##### RECORD SET

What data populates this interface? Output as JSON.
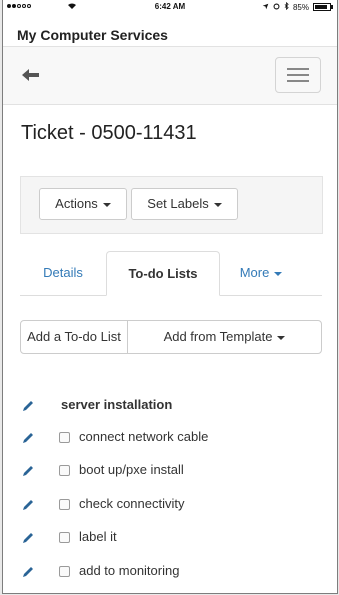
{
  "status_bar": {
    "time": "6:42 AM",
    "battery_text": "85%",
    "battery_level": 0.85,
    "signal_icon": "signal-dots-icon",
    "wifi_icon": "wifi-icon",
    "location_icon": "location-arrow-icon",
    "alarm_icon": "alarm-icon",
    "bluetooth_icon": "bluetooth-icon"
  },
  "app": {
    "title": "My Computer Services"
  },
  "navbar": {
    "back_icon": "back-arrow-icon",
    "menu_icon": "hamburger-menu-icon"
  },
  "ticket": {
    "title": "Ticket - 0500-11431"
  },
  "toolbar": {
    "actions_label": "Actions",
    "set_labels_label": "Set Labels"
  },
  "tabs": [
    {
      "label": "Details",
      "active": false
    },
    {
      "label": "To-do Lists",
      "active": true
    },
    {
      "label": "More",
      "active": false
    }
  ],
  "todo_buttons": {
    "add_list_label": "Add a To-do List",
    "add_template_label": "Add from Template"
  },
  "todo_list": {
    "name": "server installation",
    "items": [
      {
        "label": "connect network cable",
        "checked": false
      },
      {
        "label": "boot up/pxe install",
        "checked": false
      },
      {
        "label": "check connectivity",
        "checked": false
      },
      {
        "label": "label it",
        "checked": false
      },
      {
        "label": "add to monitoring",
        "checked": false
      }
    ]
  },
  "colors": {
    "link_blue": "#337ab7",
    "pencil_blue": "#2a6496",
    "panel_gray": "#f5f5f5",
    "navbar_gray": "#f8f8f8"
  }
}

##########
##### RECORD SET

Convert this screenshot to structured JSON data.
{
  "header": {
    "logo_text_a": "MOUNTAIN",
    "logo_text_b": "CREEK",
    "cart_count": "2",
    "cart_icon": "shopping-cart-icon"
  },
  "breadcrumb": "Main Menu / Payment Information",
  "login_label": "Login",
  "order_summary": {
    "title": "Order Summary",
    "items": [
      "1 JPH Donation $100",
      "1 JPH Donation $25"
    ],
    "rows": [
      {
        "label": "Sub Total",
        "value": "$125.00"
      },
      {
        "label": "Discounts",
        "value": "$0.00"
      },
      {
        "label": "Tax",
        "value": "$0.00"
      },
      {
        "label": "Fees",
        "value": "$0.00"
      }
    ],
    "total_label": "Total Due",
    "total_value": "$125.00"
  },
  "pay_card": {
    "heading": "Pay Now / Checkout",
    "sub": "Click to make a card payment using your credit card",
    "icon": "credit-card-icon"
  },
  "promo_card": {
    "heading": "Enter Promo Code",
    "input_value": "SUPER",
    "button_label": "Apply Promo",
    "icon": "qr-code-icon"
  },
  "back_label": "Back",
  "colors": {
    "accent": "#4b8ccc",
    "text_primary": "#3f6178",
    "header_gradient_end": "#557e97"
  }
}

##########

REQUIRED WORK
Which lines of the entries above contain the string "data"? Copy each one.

WRITTEN SOLUTION
What data populates this interface? Output as JSON.
Convert this screenshot to structured JSON data.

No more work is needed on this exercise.